When Marlowe visits Mavis’s penthouse pad, he’s greeted by her best friend Dolores Gonzalez (Rita Moreno). She’s a sexy stripper, whose ex-husband was Dr. Lagardie and she was Steelgrave’s moll before he dumped her for Mavis. Mavis calls Steelgrave to tell him that Marlowe has the photos, as his henchmen rough him up outside in the parking lot of her building and tear his suit to shreds in an attempt to get them. Marlowe has mailed the photos to himself and now takes them to Mavis’s TV producer, Mr. Crowell (William Daniels), who says the photos are not lurid but could be damaging to her career if the newspapers got a hold of them and the stories started coming out linking her to a mobster. Crowell then hires Marlowe to protect his hot property.
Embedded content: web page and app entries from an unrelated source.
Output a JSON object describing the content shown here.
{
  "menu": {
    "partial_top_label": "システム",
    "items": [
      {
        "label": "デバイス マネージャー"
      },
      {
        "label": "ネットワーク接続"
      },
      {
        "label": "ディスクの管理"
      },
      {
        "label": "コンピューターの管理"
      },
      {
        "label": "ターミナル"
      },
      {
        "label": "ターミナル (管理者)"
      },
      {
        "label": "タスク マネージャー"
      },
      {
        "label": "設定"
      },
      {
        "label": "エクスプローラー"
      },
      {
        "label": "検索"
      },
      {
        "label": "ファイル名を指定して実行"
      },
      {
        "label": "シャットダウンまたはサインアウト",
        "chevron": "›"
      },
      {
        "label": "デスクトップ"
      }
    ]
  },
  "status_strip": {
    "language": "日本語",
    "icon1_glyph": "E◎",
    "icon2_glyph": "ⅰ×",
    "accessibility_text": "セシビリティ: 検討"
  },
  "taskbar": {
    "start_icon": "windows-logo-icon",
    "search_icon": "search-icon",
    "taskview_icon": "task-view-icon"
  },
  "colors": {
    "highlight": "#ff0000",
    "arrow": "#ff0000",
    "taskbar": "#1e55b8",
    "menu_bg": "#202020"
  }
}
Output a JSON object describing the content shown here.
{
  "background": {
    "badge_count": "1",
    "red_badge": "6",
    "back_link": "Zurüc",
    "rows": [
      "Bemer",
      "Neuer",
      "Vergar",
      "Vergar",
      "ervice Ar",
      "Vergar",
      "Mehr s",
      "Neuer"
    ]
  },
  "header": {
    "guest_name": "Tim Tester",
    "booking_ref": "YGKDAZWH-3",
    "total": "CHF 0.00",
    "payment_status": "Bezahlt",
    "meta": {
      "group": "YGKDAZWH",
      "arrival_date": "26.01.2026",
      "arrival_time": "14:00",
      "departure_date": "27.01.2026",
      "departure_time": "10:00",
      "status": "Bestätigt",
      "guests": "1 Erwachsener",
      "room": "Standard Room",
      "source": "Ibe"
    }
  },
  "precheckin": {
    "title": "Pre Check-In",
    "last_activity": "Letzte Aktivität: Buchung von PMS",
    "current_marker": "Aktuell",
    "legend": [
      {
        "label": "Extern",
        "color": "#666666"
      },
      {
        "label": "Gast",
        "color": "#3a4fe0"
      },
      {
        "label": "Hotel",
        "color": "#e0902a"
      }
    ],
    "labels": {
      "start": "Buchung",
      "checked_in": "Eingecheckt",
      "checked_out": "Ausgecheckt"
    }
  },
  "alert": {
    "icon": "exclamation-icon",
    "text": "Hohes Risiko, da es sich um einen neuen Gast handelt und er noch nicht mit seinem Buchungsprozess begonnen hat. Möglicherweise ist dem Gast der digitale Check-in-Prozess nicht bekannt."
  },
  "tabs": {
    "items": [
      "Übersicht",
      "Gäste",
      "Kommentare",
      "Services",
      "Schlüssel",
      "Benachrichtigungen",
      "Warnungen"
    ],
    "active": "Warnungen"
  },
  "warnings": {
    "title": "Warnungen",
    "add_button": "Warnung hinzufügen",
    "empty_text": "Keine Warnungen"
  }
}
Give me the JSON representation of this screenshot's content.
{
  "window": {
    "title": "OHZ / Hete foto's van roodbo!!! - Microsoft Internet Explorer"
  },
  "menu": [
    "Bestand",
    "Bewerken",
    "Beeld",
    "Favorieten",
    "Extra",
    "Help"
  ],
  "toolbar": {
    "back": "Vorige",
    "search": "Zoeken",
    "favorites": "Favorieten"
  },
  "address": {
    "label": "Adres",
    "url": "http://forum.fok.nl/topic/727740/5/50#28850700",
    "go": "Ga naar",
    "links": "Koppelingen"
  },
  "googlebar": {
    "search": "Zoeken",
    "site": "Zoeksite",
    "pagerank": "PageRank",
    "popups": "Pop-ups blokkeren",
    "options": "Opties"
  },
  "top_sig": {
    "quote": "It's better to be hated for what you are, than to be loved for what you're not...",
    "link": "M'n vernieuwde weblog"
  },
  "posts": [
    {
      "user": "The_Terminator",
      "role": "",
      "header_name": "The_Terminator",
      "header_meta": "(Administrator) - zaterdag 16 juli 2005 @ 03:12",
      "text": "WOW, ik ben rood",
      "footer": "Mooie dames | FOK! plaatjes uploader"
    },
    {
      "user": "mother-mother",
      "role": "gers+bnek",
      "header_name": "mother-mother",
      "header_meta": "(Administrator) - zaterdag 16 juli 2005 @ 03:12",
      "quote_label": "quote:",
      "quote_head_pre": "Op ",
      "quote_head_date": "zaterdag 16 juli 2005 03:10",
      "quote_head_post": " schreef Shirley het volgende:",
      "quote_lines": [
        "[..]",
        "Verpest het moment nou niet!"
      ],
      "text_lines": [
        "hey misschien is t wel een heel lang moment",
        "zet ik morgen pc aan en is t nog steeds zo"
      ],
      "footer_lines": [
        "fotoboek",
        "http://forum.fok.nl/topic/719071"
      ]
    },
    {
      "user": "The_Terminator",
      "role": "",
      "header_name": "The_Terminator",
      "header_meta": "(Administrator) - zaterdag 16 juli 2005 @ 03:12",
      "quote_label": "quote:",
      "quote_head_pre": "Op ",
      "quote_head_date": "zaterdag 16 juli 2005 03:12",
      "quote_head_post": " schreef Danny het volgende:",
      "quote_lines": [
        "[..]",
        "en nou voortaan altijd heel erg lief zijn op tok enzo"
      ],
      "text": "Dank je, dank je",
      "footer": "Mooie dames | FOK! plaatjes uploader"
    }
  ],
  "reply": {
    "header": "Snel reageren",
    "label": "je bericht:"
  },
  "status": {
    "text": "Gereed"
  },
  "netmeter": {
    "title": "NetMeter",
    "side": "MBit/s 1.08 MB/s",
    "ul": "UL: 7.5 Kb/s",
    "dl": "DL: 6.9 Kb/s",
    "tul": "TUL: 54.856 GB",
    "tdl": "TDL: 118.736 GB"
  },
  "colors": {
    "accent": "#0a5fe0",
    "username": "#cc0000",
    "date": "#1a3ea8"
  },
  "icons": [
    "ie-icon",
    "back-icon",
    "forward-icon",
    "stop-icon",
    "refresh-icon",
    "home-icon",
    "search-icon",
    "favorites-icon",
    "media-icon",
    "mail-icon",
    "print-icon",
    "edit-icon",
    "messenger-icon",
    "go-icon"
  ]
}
The plot line starts getting more complicated, as the case has grown to murder from its start as a missing person one. A karate expert, Winslow Wong, is hired by Steelgrave to put the heat on Marlowe. He is played by none other than renown martial arts expert Bruce Lee in his pre-star days. He offers Marlowe money to forget looking for Orrin. When Marlowe refuses, Wong tears up his office karate style in an hilarious scene. It’s a classic in physical comedy. Meanwhile the cops return to question Marlowe and start harassing him about being around when the two ice pick vics were eliminated.

To make the murder case even more murky, when Marlowe goes to meet Mavis in Steelgraves’ mansion he discovers the gangster dead and Mavis confessing to killing him. In this intriguing maze of corruption and deceit, Marlowe tries to make things add up in an ethical way. Everyone either seems to be not who they are (like his first client Orfamay being the sister of Mavis) or they want him dead. The one thing he’s sure of, is that his client didn’t do the killing (there was no gun powder on her hands) and he therefore goes to the trouble of making the gangster’s death look like a suicide to keep her away from the cops and her name out of the newspapers. But the cops don’t buy into this clumsy attempt to coverup a murder, but let him go because he convinces them he’s on the trail of the killer and won’t leave town. As for the blackmail part, he keeps the cops in the dark and decides to burn the photos.

By the concluding scene, everything comes together: the missing Orrin is found dead (Orfamay learns of her brother’s death in a coffee shop at the railroad station as Marlowe tells her by projecting his voice over the lady sitting at the counter next to her), all the killers get killed, and the blackmail scheme is hushed by the tight-lipped Marlowe. Marlowe wraps up the case with the charm of a smooth gumshoe who doesn’t have a care in the world, even though he almost got killed, was almost arrested, and almost had his private eye license removed. But in this modern version he loses some of the existential qualities of the previous ones who played Marlowe, as by the 1960s a corrupt modern world is no longer a shocking discovery for the anachronistic detective. Garner’s sense of chivalry and acting for what is right, can no longer be fully appreciated by his new breed of clients. With the Vietnam War in full progress and society in a social revolution at the time the film was made, the modern Marlowe sticks out like a sore thumb for his virtuousness and incorruptibility and belief in family values. This version pleased me immensely, as it was an engaging update even if it differs in mood from the other versions and is not the definitive Marlowe as was Bogey’s.